*Assignment*. Repeat the entries that follow verbatim, without any of their pictures.

─── Dataset records ───

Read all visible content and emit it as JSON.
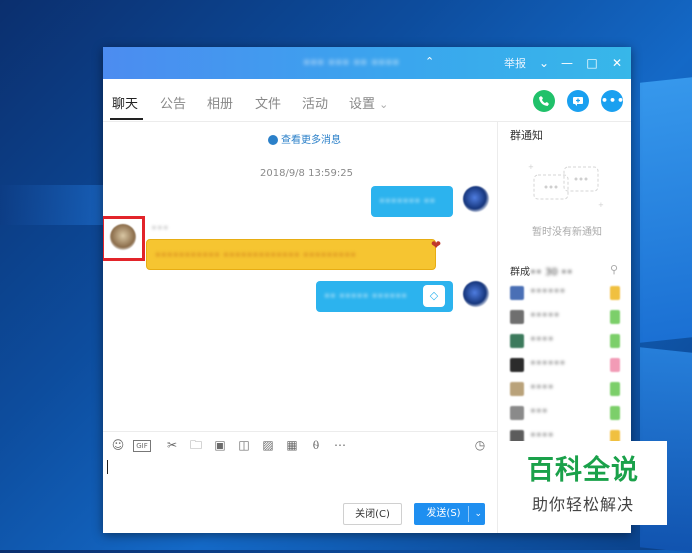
{
  "window": {
    "title": "••• ••• •• ••••",
    "report_label": "举报",
    "controls": [
      "chevron-down",
      "minimize",
      "maximize",
      "close"
    ]
  },
  "tabs": [
    {
      "label": "聊天",
      "active": true
    },
    {
      "label": "公告",
      "active": false
    },
    {
      "label": "相册",
      "active": false
    },
    {
      "label": "文件",
      "active": false
    },
    {
      "label": "活动",
      "active": false
    },
    {
      "label": "设置",
      "active": false
    }
  ],
  "action_buttons": [
    {
      "icon": "phone-icon",
      "color": "#20c16a"
    },
    {
      "icon": "screen-share-icon",
      "color": "#1aa0f0"
    },
    {
      "icon": "more-icon",
      "color": "#1aa0f0"
    }
  ],
  "chat": {
    "more_messages": "查看更多消息",
    "timestamp": "2018/9/8 13:59:25",
    "messages": [
      {
        "side": "right",
        "text": "••••••• ••"
      },
      {
        "side": "left",
        "sender": "•••",
        "text": "••••••••••• ••••••••••••• •••••••••"
      },
      {
        "side": "right",
        "text": "•• ••••• ••••••"
      }
    ]
  },
  "sidebar": {
    "notice_title": "群通知",
    "notice_empty": "暂时没有新通知",
    "members_title_prefix": "群成",
    "members_title_blurred": "•• 30 ••",
    "members": [
      {
        "name": "••••••",
        "avatar_color": "#4a6fb5",
        "tag_color": "#f0c040"
      },
      {
        "name": "•••••",
        "avatar_color": "#6f6f6f",
        "tag_color": "#7ccf6a"
      },
      {
        "name": "••••",
        "avatar_color": "#3c7a5c",
        "tag_color": "#7ccf6a"
      },
      {
        "name": "••••••",
        "avatar_color": "#2b2b2b",
        "tag_color": "#f29bb6"
      },
      {
        "name": "••••",
        "avatar_color": "#b9a27a",
        "tag_color": "#7ccf6a"
      },
      {
        "name": "•••",
        "avatar_color": "#8a8a8a",
        "tag_color": "#7ccf6a"
      },
      {
        "name": "••••",
        "avatar_color": "#5c5c5c",
        "tag_color": "#f0c040"
      }
    ]
  },
  "toolbar": {
    "tools": [
      "emoji-icon",
      "gif-icon",
      "scissors-icon",
      "folder-icon",
      "image-icon",
      "gift-box-icon",
      "gift-icon",
      "red-packet-icon",
      "bell-icon",
      "more-circle-icon"
    ],
    "history_icon": "clock-icon"
  },
  "input": {
    "close_label": "关闭(C)",
    "send_label": "发送(S)"
  },
  "watermark": {
    "main": "百科全说",
    "sub": "助你轻松解决"
  }
}
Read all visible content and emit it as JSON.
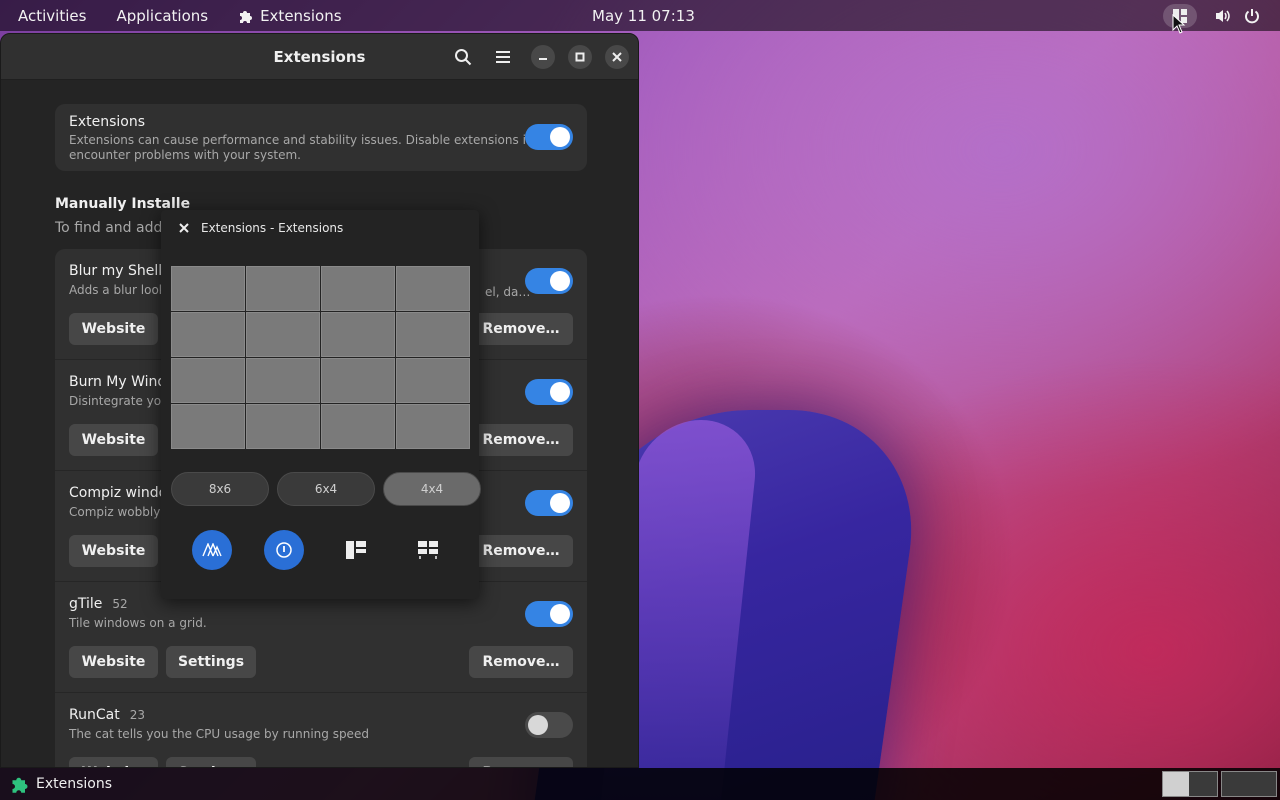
{
  "topbar": {
    "activities": "Activities",
    "applications": "Applications",
    "app_name": "Extensions",
    "clock": "May 11  07:13"
  },
  "window": {
    "title": "Extensions"
  },
  "global": {
    "title": "Extensions",
    "description_line1": "Extensions can cause performance and stability issues. Disable extensions if you",
    "description_line2": "encounter problems with your system.",
    "enabled": true
  },
  "section": {
    "title": "Manually Installe",
    "subtitle": "To find and add e"
  },
  "extensions": [
    {
      "name": "Blur my Shell",
      "version": "",
      "description": "Adds a blur look",
      "description_tail": "el, da…",
      "enabled": true,
      "website_label": "Website",
      "settings_label": "",
      "remove_label": "Remove…"
    },
    {
      "name": "Burn My Wind",
      "version": "",
      "description": "Disintegrate your",
      "description_tail": "",
      "enabled": true,
      "website_label": "Website",
      "settings_label": "",
      "remove_label": "Remove…"
    },
    {
      "name": "Compiz windo",
      "version": "",
      "description": "Compiz wobbly w",
      "description_tail": "",
      "enabled": true,
      "website_label": "Website",
      "settings_label": "",
      "remove_label": "Remove…"
    },
    {
      "name": "gTile",
      "version": "52",
      "description": "Tile windows on a grid.",
      "description_tail": "",
      "enabled": true,
      "website_label": "Website",
      "settings_label": "Settings",
      "remove_label": "Remove…"
    },
    {
      "name": "RunCat",
      "version": "23",
      "description": "The cat tells you the CPU usage by running speed",
      "description_tail": "",
      "enabled": false,
      "website_label": "Website",
      "settings_label": "Settings",
      "remove_label": "Remove…"
    }
  ],
  "popup": {
    "title": "Extensions - Extensions",
    "presets": [
      "8x6",
      "6x4",
      "4x4"
    ],
    "selected_preset": "4x4",
    "grid_rows": 4,
    "grid_cols": 4,
    "action_icons": [
      "auto-tile-main-icon",
      "auto-tile-ring-icon",
      "layout-left-icon",
      "layout-grid-icon"
    ]
  },
  "taskbar": {
    "item_label": "Extensions"
  },
  "colors": {
    "accent": "#3584e4",
    "window_bg": "#242424",
    "card_bg": "#303030"
  }
}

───

*Result below*.
Read all visible content and emit it as JSON.
{
  "window": {
    "title": "••• ••• •• ••••",
    "report_label": "举报",
    "controls": [
      "chevron-down",
      "minimize",
      "maximize",
      "close"
    ]
  },
  "tabs": [
    {
      "label": "聊天",
      "active": true
    },
    {
      "label": "公告",
      "active": false
    },
    {
      "label": "相册",
      "active": false
    },
    {
      "label": "文件",
      "active": false
    },
    {
      "label": "活动",
      "active": false
    },
    {
      "label": "设置",
      "active": false
    }
  ],
  "action_buttons": [
    {
      "icon": "phone-icon",
      "color": "#20c16a"
    },
    {
      "icon": "screen-share-icon",
      "color": "#1aa0f0"
    },
    {
      "icon": "more-icon",
      "color": "#1aa0f0"
    }
  ],
  "chat": {
    "more_messages": "查看更多消息",
    "timestamp": "2018/9/8 13:59:25",
    "messages": [
      {
        "side": "right",
        "text": "••••••• ••"
      },
      {
        "side": "left",
        "sender": "•••",
        "text": "••••••••••• ••••••••••••• •••••••••"
      },
      {
        "side": "right",
        "text": "•• ••••• ••••••"
      }
    ]
  },
  "sidebar": {
    "notice_title": "群通知",
    "notice_empty": "暂时没有新通知",
    "members_title_prefix": "群成",
    "members_title_blurred": "•• 30 ••",
    "members": [
      {
        "name": "••••••",
        "avatar_color": "#4a6fb5",
        "tag_color": "#f0c040"
      },
      {
        "name": "•••••",
        "avatar_color": "#6f6f6f",
        "tag_color": "#7ccf6a"
      },
      {
        "name": "••••",
        "avatar_color": "#3c7a5c",
        "tag_color": "#7ccf6a"
      },
      {
        "name": "••••••",
        "avatar_color": "#2b2b2b",
        "tag_color": "#f29bb6"
      },
      {
        "name": "••••",
        "avatar_color": "#b9a27a",
        "tag_color": "#7ccf6a"
      },
      {
        "name": "•••",
        "avatar_color": "#8a8a8a",
        "tag_color": "#7ccf6a"
      },
      {
        "name": "••••",
        "avatar_color": "#5c5c5c",
        "tag_color": "#f0c040"
      }
    ]
  },
  "toolbar": {
    "tools": [
      "emoji-icon",
      "gif-icon",
      "scissors-icon",
      "folder-icon",
      "image-icon",
      "gift-box-icon",
      "gift-icon",
      "red-packet-icon",
      "bell-icon",
      "more-circle-icon"
    ],
    "history_icon": "clock-icon"
  },
  "input": {
    "close_label": "关闭(C)",
    "send_label": "发送(S)"
  },
  "watermark": {
    "main": "百科全说",
    "sub": "助你轻松解决"
  }
}
Read all visible content and emit it as JSON.
{
  "topbar": {
    "activities": "Activities",
    "applications": "Applications",
    "app_name": "Extensions",
    "clock": "May 11  07:13"
  },
  "window": {
    "title": "Extensions"
  },
  "global": {
    "title": "Extensions",
    "description_line1": "Extensions can cause performance and stability issues. Disable extensions if you",
    "description_line2": "encounter problems with your system.",
    "enabled": true
  },
  "section": {
    "title": "Manually Installe",
    "subtitle": "To find and add e"
  },
  "extensions": [
    {
      "name": "Blur my Shell",
      "version": "",
      "description": "Adds a blur look",
      "description_tail": "el, da…",
      "enabled": true,
      "website_label": "Website",
      "settings_label": "",
      "remove_label": "Remove…"
    },
    {
      "name": "Burn My Wind",
      "version": "",
      "description": "Disintegrate your",
      "description_tail": "",
      "enabled": true,
      "website_label": "Website",
      "settings_label": "",
      "remove_label": "Remove…"
    },
    {
      "name": "Compiz windo",
      "version": "",
      "description": "Compiz wobbly w",
      "description_tail": "",
      "enabled": true,
      "website_label": "Website",
      "settings_label": "",
      "remove_label": "Remove…"
    },
    {
      "name": "gTile",
      "version": "52",
      "description": "Tile windows on a grid.",
      "description_tail": "",
      "enabled": true,
      "website_label": "Website",
      "settings_label": "Settings",
      "remove_label": "Remove…"
    },
    {
      "name": "RunCat",
      "version": "23",
      "description": "The cat tells you the CPU usage by running speed",
      "description_tail": "",
      "enabled": false,
      "website_label": "Website",
      "settings_label": "Settings",
      "remove_label": "Remove…"
    }
  ],
  "popup": {
    "title": "Extensions - Extensions",
    "presets": [
      "8x6",
      "6x4",
      "4x4"
    ],
    "selected_preset": "4x4",
    "grid_rows": 4,
    "grid_cols": 4,
    "action_icons": [
      "auto-tile-main-icon",
      "auto-tile-ring-icon",
      "layout-left-icon",
      "layout-grid-icon"
    ]
  },
  "taskbar": {
    "item_label": "Extensions"
  },
  "colors": {
    "accent": "#3584e4",
    "window_bg": "#242424",
    "card_bg": "#303030"
  }
}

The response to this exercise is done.